NCAA investigators didn't uncover enough evidence to substantiate the most serious charge against the Illini: that assistant coach Jimmy Collins offered recruit Deon Thomas $80,000 and a Chevrolet Blazer to sign with Illinois. But they did find, among other violations, that three Illini players purchased cars, without "meaningful credit information," at an auto dealership owned by an Illinois booster; that Illini coaches arranged for recruits to get tickets to the 1989 NCAA basketball tournament; and that there was a "lack of institutional control" of the program. The main findings against Missouri were that it had awarded a scholarship to an academically ineligible recruit, P.J. Mays, and that assistant coach Bob Sundvold had arranged for the university to buy Mays a plane ticket.

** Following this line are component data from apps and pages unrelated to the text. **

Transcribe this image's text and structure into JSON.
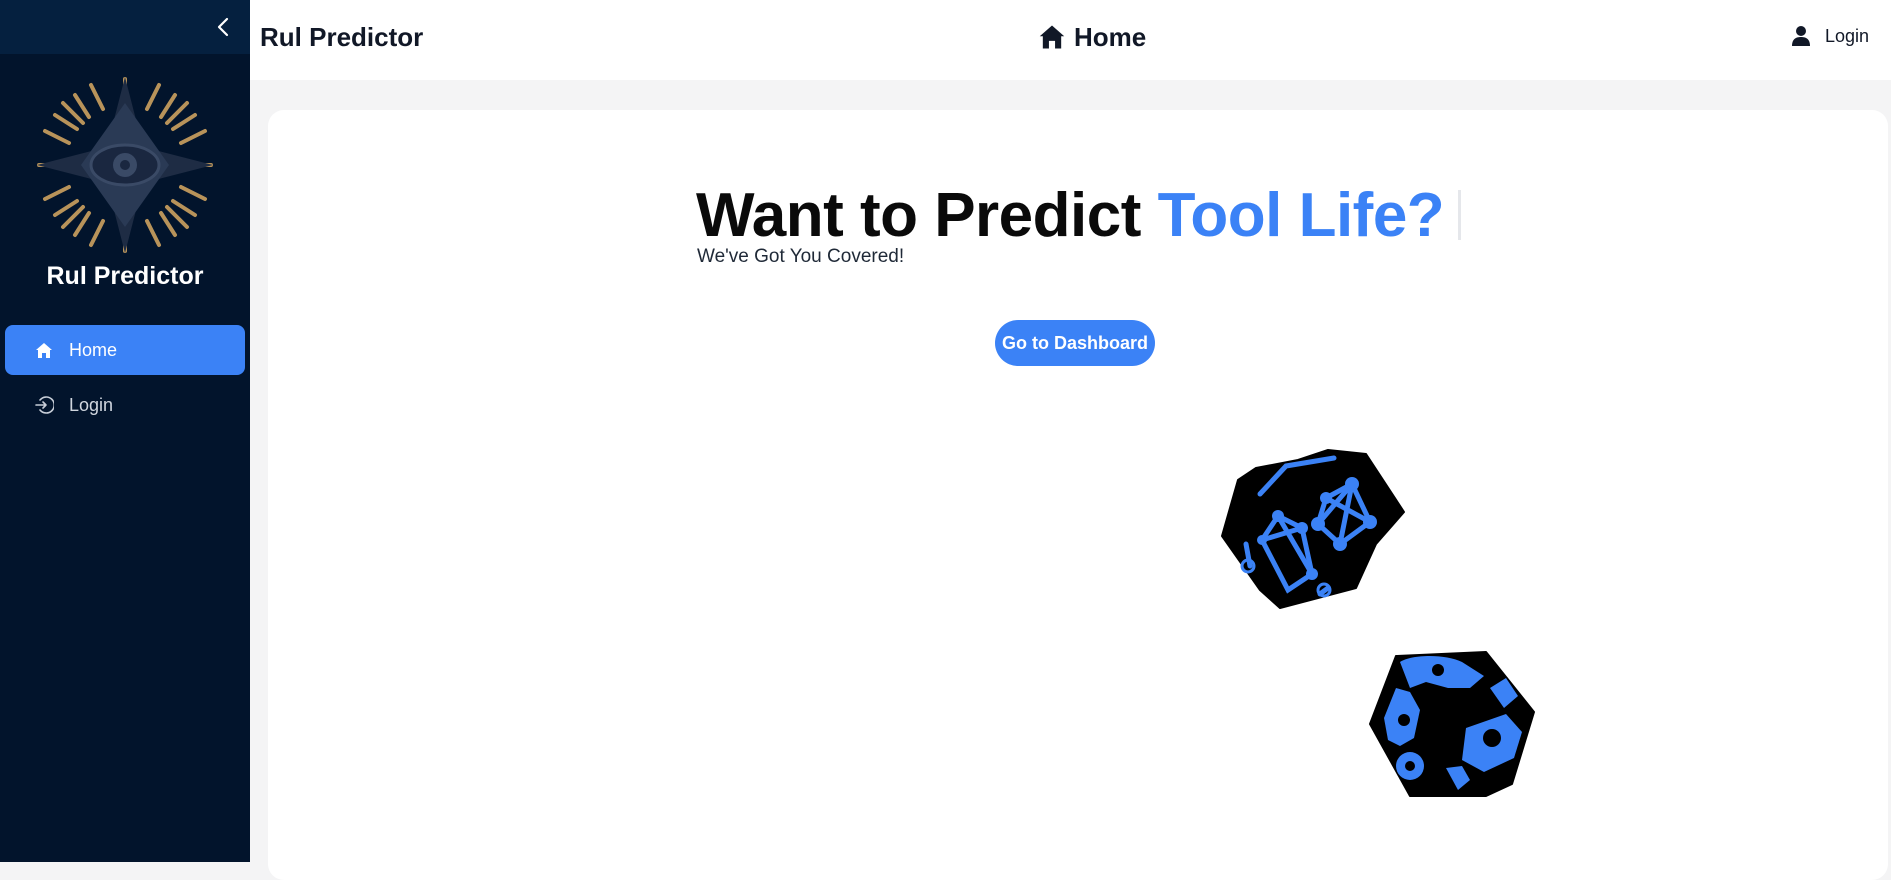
{
  "sidebar": {
    "title": "Rul Predictor",
    "items": [
      {
        "label": "Home",
        "icon": "home-icon",
        "active": true
      },
      {
        "label": "Login",
        "icon": "login-icon",
        "active": false
      }
    ]
  },
  "header": {
    "brand": "Rul Predictor",
    "page_title": "Home",
    "login_label": "Login"
  },
  "hero": {
    "title_part1": "Want to Predict ",
    "title_accent": "Tool Life?",
    "subtitle": "We've Got You Covered!",
    "button_label": "Go to Dashboard"
  },
  "colors": {
    "accent": "#3b82f6",
    "sidebar_bg": "#02142c",
    "logo_gold": "#b8935a"
  }
}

Predictably, representatives of both programs called the NCAA punishment too harsh. Collins said of the penalties assessed to the Illini, "I don't know if it was because we were too honest [in cooperating with the NCAA]." Illinois's athletic department has now been sanctioned three times in the last six years (the previous two actions were against the football program). "Too honest" is a description it need not worry about for a while.

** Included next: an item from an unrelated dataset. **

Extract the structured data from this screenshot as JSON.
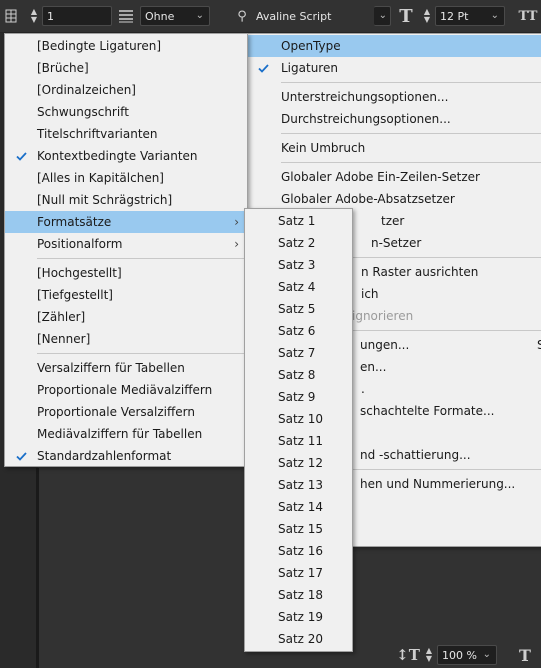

In the wake of Canadian sprinter Ben Johnson's suspension for testing positive for anabolic steroids at the 1988 Summer Olympics, there was hope that track and field athletes would learn from his sorry example. And perhaps some did.
Yet last week, barely a month after Johnson regained his eligibility, the International Amateur Athletic Federation (IAAF), track and field's governing body, announced that two of the U.S.'s biggest stars, Randy Barnes and Butch Reynolds, the world-record holders in the shot put and the 400-meter run, respectively, had tested positive for steroids. The IAAF said that Barnes's urine sample, taken at a meet in Malmo, Sweden, on Aug. 7, contained methyltestosterone, and that Reynolds's sample, taken five days later at a meet in Monte Carlo, had nandrolone in it. Both athletes were suspended for two years, which would keep them out of the 1992 Summer Olympics. Barnes and Reynolds maintain their innocence—as did Johnson—and have appealed the suspensions.
STRAWBERRY GOES HOME
On Nov. 7, only two days after this year's baseball free agents were permitted to negotiate with any team that might care to sign them, outfielder Darryl Strawberry became a former New York Met by signing a five-year, $20.25 million contract with the Los Angeles Dodgers. Two sources said that Strawberry received a higher offer from another team but chose to return to L.A., where he was born, still lives and has always wanted to play.
Strawberry said the Mets, for whom he has played during his entire eight-year career, didn't want him back. They did, but not badly enough to offer more than $15.5 million over four years. "They never made an offer close to market value," said Eric Goldschmidt, Strawberry's agent. After losing perhaps the best non-pitcher in his club's history, Mets general manager Frank Cashen said, "You can't replace him in kind, but in a two-year frame, we'll be better than ever."